Vista violates many of these rules in new ways and it will be up to the final acceptance of the implementation to determine if it really is the longest suicide note in history; with respect to the DRM issues which have been raised, I fundamentally lose control over facets of my hardware and as a simple end user it stops working as advertised depending on the kind of content I put in. BUT rules 2 and 3 are somewhat intact - so again, it makes it past the post as far as general public goes.
I have been growing with my sense of discontent; as many others have been - with what Vista represents in regards to rule 1 violations. But lets look at what MS is doing right - even if it is a user illusion - to see why they dominate the market:
* Whilst they have always added new features between version steps, they have always kept rule 1 sacred. They make stupidly obese bloatware, but you can generally turn it off to some extent.
* Rule 2 is GOLDEN for Microsoft. They even make kernel patches in new versions of the OS to maintain functionality in legacy applications which are popular at the time - have a read of http://blogs.msdn.com/oldnewthing/ to get some context on this front. Raymond Chen sheds some light on the hows and whys on this front. VERY interesting reading.

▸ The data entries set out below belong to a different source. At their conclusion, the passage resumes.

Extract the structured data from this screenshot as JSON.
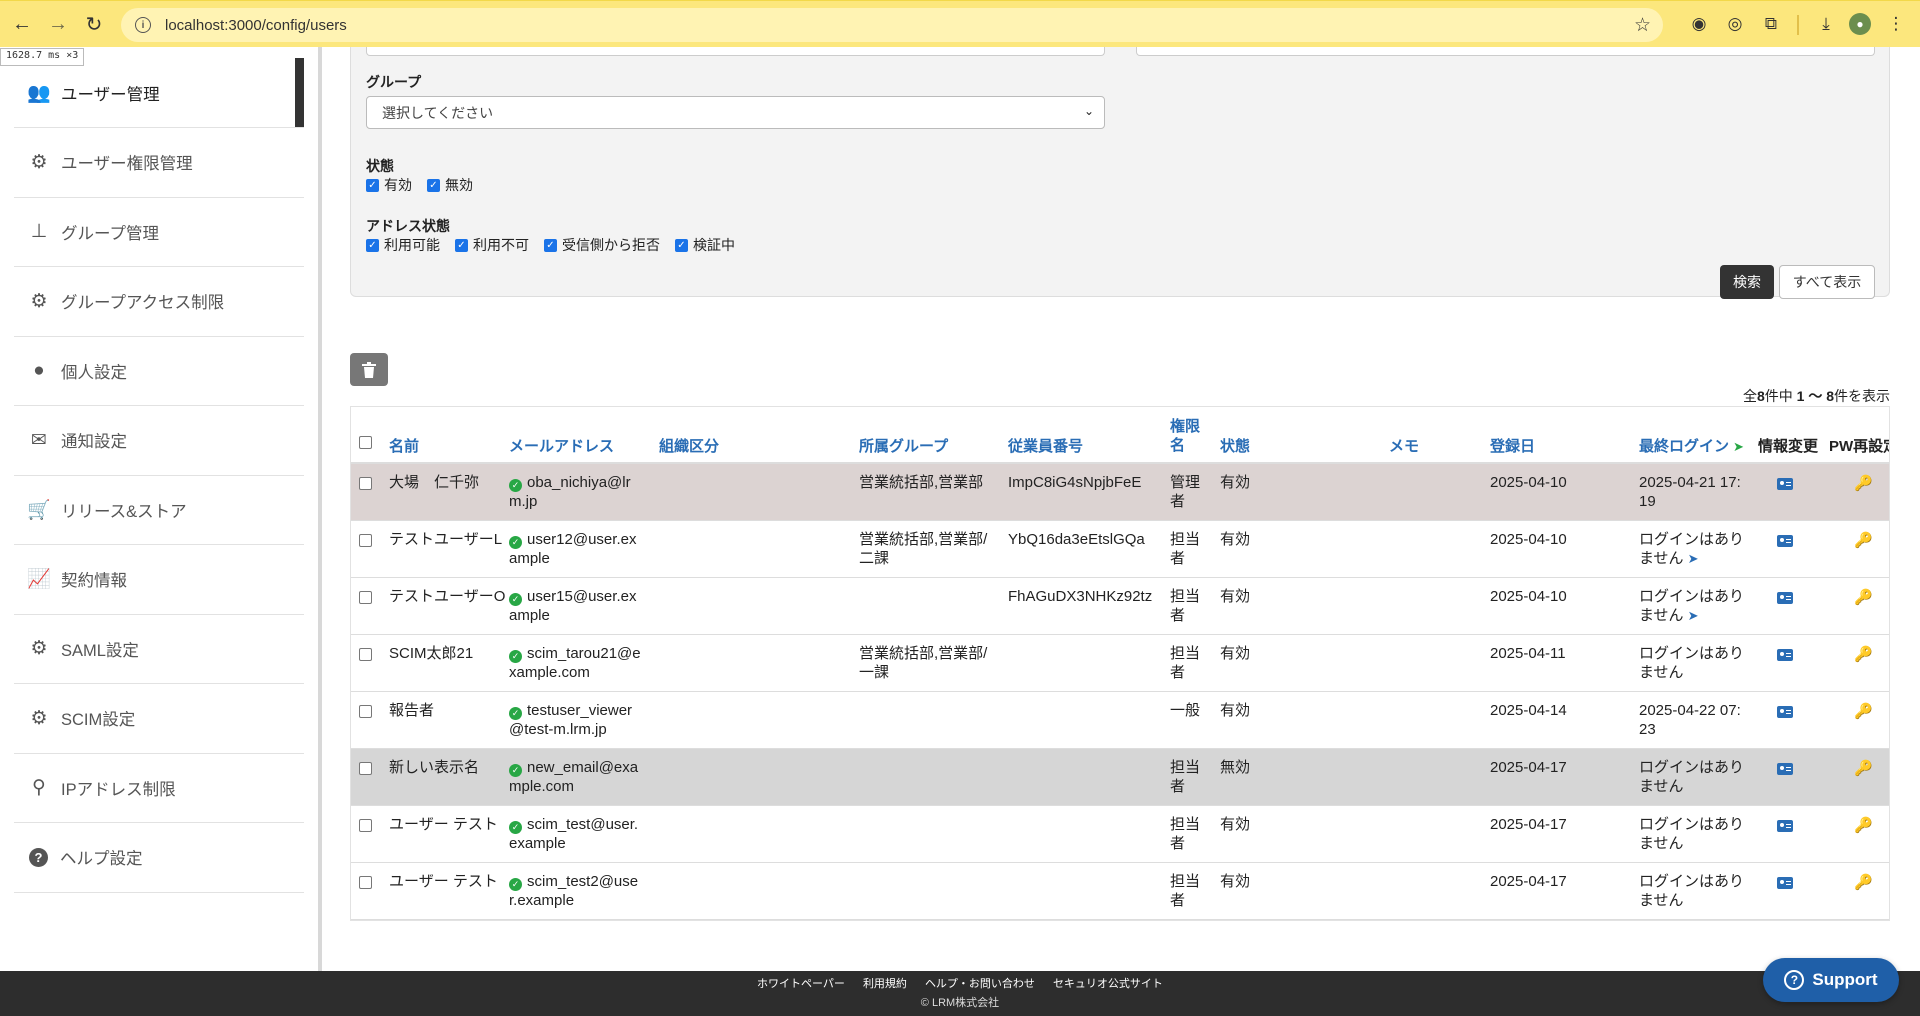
{
  "browser": {
    "url": "localhost:3000/config/users",
    "timing": "1628.7 ms  ×3"
  },
  "sidebar": {
    "items": [
      {
        "label": "ユーザー管理",
        "icon": "users-icon"
      },
      {
        "label": "ユーザー権限管理",
        "icon": "gear-icon"
      },
      {
        "label": "グループ管理",
        "icon": "sitemap-icon"
      },
      {
        "label": "グループアクセス制限",
        "icon": "gear-icon"
      },
      {
        "label": "個人設定",
        "icon": "user-icon"
      },
      {
        "label": "通知設定",
        "icon": "envelope-icon"
      },
      {
        "label": "リリース&ストア",
        "icon": "cart-icon"
      },
      {
        "label": "契約情報",
        "icon": "chart-icon"
      },
      {
        "label": "SAML設定",
        "icon": "gears-icon"
      },
      {
        "label": "SCIM設定",
        "icon": "users-gear-icon"
      },
      {
        "label": "IPアドレス制限",
        "icon": "map-pin-icon"
      },
      {
        "label": "ヘルプ設定",
        "icon": "question-icon"
      }
    ]
  },
  "search": {
    "group_label": "グループ",
    "group_select": "選択してください",
    "status_label": "状態",
    "status_options": [
      "有効",
      "無効"
    ],
    "address_label": "アドレス状態",
    "address_options": [
      "利用可能",
      "利用不可",
      "受信側から拒否",
      "検証中"
    ],
    "search_button": "検索",
    "show_all_button": "すべて表示"
  },
  "count": {
    "prefix": "全",
    "total": "8",
    "mid": "件中",
    "range": "1 〜 8",
    "suffix": "件を表示"
  },
  "table": {
    "headers": {
      "name": "名前",
      "email": "メールアドレス",
      "org": "組織区分",
      "group": "所属グループ",
      "emp": "従業員番号",
      "role": "権限名",
      "status": "状態",
      "memo": "メモ",
      "registered": "登録日",
      "last_login": "最終ログイン",
      "edit": "情報変更",
      "pw": "PW再設定"
    },
    "rows": [
      {
        "name": "大場　仁千弥",
        "email": "oba_nichiya@lrm.jp",
        "group": "営業統括部,営業部",
        "emp": "ImpC8iG4sNpjbFeE",
        "role": "管理者",
        "status": "有効",
        "registered": "2025-04-10",
        "last_login": "2025-04-21 17:19",
        "plane": false
      },
      {
        "name": "テストユーザーL",
        "email": "user12@user.example",
        "group": "営業統括部,営業部/二課",
        "emp": "YbQ16da3eEtslGQa",
        "role": "担当者",
        "status": "有効",
        "registered": "2025-04-10",
        "last_login": "ログインはありません",
        "plane": true
      },
      {
        "name": "テストユーザーO",
        "email": "user15@user.example",
        "group": "",
        "emp": "FhAGuDX3NHKz92tz",
        "role": "担当者",
        "status": "有効",
        "registered": "2025-04-10",
        "last_login": "ログインはありません",
        "plane": true
      },
      {
        "name": "SCIM太郎21",
        "email": "scim_tarou21@example.com",
        "group": "営業統括部,営業部/一課",
        "emp": "",
        "role": "担当者",
        "status": "有効",
        "registered": "2025-04-11",
        "last_login": "ログインはありません",
        "plane": false
      },
      {
        "name": "報告者",
        "email": "testuser_viewer@test-m.lrm.jp",
        "group": "",
        "emp": "",
        "role": "一般",
        "status": "有効",
        "registered": "2025-04-14",
        "last_login": "2025-04-22 07:23",
        "plane": false
      },
      {
        "name": "新しい表示名",
        "email": "new_email@example.com",
        "group": "",
        "emp": "",
        "role": "担当者",
        "status": "無効",
        "registered": "2025-04-17",
        "last_login": "ログインはありません",
        "plane": false
      },
      {
        "name": "ユーザー テスト",
        "email": "scim_test@user.example",
        "group": "",
        "emp": "",
        "role": "担当者",
        "status": "有効",
        "registered": "2025-04-17",
        "last_login": "ログインはありません",
        "plane": false
      },
      {
        "name": "ユーザー テスト",
        "email": "scim_test2@user.example",
        "group": "",
        "emp": "",
        "role": "担当者",
        "status": "有効",
        "registered": "2025-04-17",
        "last_login": "ログインはありません",
        "plane": false
      }
    ]
  },
  "footer": {
    "links": [
      "ホワイトペーパー",
      "利用規約",
      "ヘルプ・お問い合わせ",
      "セキュリオ公式サイト"
    ],
    "copyright": "© LRM株式会社"
  },
  "support": {
    "label": "Support"
  }
}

* Rule 3, well each version step has added different lipstick on the pig. When things finally went beyond the visual trappings to a general consensus that whats under the hood makes a difference (See the state of the world before XP service pack 2) and started paying attention to security, MS responded. Now, Vista is trying to balance both with the established, yet enhanced user experience feel in Aero and also the full secutiry model changes.
* Rule 4. Well, I don't need to say much on this front - but if you ever wondered why MS seemingly does everything - its not because its good at it - its because they realize that it will sell due to the power of the brand and the drive of rule 4 in the minds of many average users.
If you look at the four rules, you can also see why different vendors are successful in some areas and not in others. Look at Linux - RedHat has always had trouble getting traction because rule 2 is void - so there is no perceived value - and rule 4 is massively violated. Then look at the traction of Ubuntu thanks to the simplicity it introduced to the idea of a distro.
OSX had a great transition from OS9 because rule 2 was not violated. OSX PPC to OSX Intel was the same deal. But then OSX also violated rule 2 AND rule 3 by bringing out too many versions of the OS every year which were paid upgrades which also caused many new apps to fail compatability on the older versions of the OS - but it was all OSX.
You start to see the pattern?